As turkey season is getting closer it's time to dust off the calls and get ready. I have certain ways I like to call and have had good and bad luck with them all. Sometimes the worst sound you make is exactly what they want to hear. I will go through the calling that I like to do and the types of calls I use.
Probably the most common call to use is the yelp. It is a location call and is the one I use the most. The yelp consists of a consistent sound on a cadence. This call can be done on a box call, slate, call and mouth calls. I will start calling with my box call and call quiet. I will vary the number of yelps I do anywhere from 3 up to 12 or more straight yelps. I have watched hens in the wild that will yelp up towards 20 times. Generally when I'm trying to locate a tom I will yelp 3 to 4 times and wait and see if I get an answer back. If I don't get an answer I will yelp again 3 to four times a little louder. After calling for around 15 to 20 minutes if I haven's located a tom I will hit different areas and continue yelping until I locate a bird. Also when trying to locate a bird I will cut mixed in with yelps to act like an excited hen, but I will cover cutting in a bit.
One I locate a bird I will set up and continue with yelps as well as cutting, purring, and putting. Having a variety of calling sequences will help you find birds more often and become more successful. Also when yelping there are different sounds as a young hen has a higher pitch and clear yelp, while a mature hen will have a deeper raspy yelp. For me I have had a little better luck yelping like a younger hen, but a mature tom will most likely like the sound of a more mature or dominant hen.
The next call I use most often is the cut. Cutting consists of what I would consider a short yelp.
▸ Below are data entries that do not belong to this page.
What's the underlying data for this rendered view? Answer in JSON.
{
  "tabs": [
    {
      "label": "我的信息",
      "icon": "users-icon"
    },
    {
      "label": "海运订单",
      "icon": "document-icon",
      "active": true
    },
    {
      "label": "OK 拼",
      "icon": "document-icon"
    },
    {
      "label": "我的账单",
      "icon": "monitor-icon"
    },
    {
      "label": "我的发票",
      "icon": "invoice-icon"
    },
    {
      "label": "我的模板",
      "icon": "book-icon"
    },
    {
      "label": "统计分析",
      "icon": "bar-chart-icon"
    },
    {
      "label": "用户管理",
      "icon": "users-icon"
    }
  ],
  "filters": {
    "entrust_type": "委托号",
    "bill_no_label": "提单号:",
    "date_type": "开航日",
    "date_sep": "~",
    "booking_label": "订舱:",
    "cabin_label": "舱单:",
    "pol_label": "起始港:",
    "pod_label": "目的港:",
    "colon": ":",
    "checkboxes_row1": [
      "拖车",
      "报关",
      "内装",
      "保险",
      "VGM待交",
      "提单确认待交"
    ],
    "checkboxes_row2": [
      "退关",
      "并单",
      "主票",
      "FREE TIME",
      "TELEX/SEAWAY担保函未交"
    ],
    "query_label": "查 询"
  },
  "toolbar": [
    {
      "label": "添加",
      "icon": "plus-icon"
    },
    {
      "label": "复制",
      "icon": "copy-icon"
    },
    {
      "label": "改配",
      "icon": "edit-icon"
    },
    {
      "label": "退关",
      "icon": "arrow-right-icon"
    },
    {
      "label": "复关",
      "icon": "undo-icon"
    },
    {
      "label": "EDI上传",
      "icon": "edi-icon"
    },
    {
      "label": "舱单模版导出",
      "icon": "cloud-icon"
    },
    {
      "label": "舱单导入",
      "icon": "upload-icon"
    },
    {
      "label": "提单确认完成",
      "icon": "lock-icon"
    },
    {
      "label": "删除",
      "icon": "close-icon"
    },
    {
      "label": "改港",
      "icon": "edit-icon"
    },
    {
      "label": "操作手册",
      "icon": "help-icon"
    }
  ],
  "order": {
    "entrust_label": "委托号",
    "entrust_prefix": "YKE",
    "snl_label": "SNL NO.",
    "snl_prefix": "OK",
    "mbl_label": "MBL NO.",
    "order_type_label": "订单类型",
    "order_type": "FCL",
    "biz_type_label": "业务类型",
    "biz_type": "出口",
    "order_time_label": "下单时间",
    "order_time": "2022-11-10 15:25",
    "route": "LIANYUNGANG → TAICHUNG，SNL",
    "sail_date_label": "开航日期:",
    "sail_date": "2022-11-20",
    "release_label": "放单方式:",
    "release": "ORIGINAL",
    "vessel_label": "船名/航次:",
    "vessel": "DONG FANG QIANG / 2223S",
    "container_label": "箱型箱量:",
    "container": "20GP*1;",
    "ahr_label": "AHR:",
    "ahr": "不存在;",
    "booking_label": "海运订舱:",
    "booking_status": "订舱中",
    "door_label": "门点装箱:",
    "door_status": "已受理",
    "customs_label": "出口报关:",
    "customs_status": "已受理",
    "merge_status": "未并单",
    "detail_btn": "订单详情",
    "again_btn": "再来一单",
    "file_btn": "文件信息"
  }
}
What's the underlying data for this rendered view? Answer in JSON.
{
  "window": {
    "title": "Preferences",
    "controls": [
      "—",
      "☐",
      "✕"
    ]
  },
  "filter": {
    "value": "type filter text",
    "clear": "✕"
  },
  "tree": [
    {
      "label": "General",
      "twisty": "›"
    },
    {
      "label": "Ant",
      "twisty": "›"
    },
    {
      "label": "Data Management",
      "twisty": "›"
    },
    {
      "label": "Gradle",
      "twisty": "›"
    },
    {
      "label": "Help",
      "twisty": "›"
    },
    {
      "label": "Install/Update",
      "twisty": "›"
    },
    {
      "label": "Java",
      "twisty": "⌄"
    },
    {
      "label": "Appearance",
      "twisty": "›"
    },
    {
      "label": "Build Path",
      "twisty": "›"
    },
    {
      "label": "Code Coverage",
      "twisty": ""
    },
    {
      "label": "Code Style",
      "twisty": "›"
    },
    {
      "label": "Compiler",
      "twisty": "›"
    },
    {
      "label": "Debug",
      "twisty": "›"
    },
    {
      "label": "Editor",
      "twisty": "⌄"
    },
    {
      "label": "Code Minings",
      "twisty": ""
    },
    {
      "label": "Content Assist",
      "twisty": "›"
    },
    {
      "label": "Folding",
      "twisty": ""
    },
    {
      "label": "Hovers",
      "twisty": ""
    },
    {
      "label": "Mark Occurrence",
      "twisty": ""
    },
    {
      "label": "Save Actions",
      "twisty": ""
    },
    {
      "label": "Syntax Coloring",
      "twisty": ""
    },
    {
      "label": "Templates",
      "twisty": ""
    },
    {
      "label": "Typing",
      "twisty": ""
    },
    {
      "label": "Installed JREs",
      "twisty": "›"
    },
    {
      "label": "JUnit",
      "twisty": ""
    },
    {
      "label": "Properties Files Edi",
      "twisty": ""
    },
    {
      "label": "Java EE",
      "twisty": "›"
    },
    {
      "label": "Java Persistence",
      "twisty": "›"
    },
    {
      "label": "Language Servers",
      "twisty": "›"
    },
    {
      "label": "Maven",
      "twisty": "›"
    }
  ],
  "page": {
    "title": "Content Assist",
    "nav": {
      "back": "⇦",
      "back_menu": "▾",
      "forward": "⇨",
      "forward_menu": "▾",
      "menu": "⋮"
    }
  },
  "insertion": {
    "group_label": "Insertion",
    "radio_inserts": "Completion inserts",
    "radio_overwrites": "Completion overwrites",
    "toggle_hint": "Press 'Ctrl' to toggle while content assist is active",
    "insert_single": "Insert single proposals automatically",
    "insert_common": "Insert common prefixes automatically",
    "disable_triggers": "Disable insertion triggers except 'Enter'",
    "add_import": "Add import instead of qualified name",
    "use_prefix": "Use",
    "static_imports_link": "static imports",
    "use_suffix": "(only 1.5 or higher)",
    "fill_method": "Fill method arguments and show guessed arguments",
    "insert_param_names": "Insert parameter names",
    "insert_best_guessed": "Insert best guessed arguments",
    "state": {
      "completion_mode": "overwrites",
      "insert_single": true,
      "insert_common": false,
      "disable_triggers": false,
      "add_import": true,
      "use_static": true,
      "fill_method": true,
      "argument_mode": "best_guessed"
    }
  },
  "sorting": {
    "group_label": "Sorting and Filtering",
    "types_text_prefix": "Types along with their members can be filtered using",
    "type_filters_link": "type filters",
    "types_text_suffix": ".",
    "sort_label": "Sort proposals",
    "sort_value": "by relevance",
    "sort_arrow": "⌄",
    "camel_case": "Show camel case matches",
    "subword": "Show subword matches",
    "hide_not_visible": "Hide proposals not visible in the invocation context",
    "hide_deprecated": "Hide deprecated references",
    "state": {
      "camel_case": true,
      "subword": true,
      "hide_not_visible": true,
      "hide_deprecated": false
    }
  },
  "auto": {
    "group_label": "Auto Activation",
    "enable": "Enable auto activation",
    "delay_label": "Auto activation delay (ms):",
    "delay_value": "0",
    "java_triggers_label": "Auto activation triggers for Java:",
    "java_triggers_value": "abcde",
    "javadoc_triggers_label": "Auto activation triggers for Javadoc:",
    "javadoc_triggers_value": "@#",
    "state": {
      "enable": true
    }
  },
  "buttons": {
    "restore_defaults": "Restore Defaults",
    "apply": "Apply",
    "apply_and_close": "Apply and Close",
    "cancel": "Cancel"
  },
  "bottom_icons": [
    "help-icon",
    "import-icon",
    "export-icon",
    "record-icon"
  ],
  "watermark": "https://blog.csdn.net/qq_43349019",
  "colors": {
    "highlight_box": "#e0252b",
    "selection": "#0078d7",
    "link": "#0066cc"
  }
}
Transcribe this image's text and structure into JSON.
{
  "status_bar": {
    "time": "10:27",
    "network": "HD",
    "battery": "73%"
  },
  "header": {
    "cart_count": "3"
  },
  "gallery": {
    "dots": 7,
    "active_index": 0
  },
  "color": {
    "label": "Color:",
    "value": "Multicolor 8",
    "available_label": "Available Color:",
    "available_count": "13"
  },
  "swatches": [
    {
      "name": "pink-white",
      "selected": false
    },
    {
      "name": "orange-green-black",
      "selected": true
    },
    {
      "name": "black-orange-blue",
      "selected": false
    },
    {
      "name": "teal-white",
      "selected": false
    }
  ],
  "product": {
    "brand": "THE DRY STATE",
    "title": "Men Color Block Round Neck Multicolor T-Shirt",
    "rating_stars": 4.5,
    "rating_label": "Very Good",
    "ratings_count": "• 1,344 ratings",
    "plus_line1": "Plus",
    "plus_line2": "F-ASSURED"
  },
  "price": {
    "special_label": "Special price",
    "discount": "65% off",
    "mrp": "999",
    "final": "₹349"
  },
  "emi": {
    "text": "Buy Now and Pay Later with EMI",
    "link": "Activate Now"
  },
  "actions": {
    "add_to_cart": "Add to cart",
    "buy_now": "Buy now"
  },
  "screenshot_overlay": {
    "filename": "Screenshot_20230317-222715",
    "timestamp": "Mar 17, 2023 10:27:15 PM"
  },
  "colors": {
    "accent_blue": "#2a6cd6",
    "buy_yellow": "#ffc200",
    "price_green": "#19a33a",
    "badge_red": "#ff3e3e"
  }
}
The yelp isn't a long call, but longer than cutting. In order to cut I use my box call and mouth call. I will give short quick burst in intermittent sequences. I will do cuts of 3's, 2's, and 1's and vary them in different orders. While cutting I will also yelp in between. When you combine the cut and yelp it signifies an excited hen and for me has been the most successful when calling toms in. It seems whenever the toms won't talk and I know they are in the area cutting and yelping together will sometimes get them fired up and have them come running in.
Another great call is the purr. I will purr on a box call, slate call, and mouth call. The most difficult call to master is the purr. I will only use the purr when I have a bird coming in. It has a great calming affect and lets the tom know the hen is relaxed and works great to bring that tom just a little bit closer. The purr can be achieved on a mouth call by basically fluttering your tongue as you blow air. On a slate call the easiest way is to simply lightly drag your friction stick across the top of the slate. It will almost softly bounce on top of the slate making the purring sound. Finally on the box call you simply do the same as the slate call and softly take the top of the box call along the edge. I don't use this call all that often, but it is a great tool to have and use as all calling can trigger a response.
Putts and Clucks
A call I will commonly group together with purring is putting. Putting is also known as clucking. I will putt on my slate call and mouth calls. To putt you simply blow lightly with a mouth call and almost say the word "putt." The putt or cluck is used by turkeys to keep track of each other and has a good calming effect. It is a very quiet call so in close proximity is where it works best, but you can use it when they are further out as well as their hearing is unbelievable.
A call I don't use are kee kee runs. Kee kee runs are typically used by a hen who has lost track of her polts or young. It is almost a whistle sound. You can make kee kee runs with a mouth call by using more pressure and more air. It is very high pitched and goes great by adding a few soft purrs in the mix. Again this isn't a call I use, but a great tool to have just in case it might be the only thing they will respond to.
These are just a few of the things I use to call turkeys in. The way I have found what works best is to simply go out and use them on the real thing. I have found that I kind of have things going right when I have a hen come in and can talk back and forth with her. That is a great sign that your calling is working. The goal might not be to have hens come in, but when they do and you can talk back and forth it is a blast. As I stated before a young hen has worked for me in the past, but you never know when that boss hen raspy sound will work better. Doing different sets of calls in random orders are the best way to go. The key is sounding as realistic as you can, and that can only happen with time in the field and practice.
If you are just starting to call I would advise to start with a box call as it can be the easiest to use and the loudest when locating and quietest when they are coming. Also just concentrate on yelping and cutting and you should do just fine. The other thing to avoid, which I am guilty of, is not over calling. The best way to do it is get a bird going and make sure you can tell he is coming in and stop calling. If he is coming in he will most likely keep gobbling even when you aren't calling. If this is the case it doesn't hurt to call back every now and again, but don't over call. I find myself just enjoying them come in close and getting them to gobble, but this can also prevent a bird from coming in.
I have found success in turkey hunting by mastering calling and placing decoys so the birds have something to look at. The calls I use can be found at buglingbull.com. They have a variety of turkey calls that work great. To learn how to call just jump on the web and search and you will be amazed at the resources available. I hope these tips will help you bag your first bird or a good refresher on calling.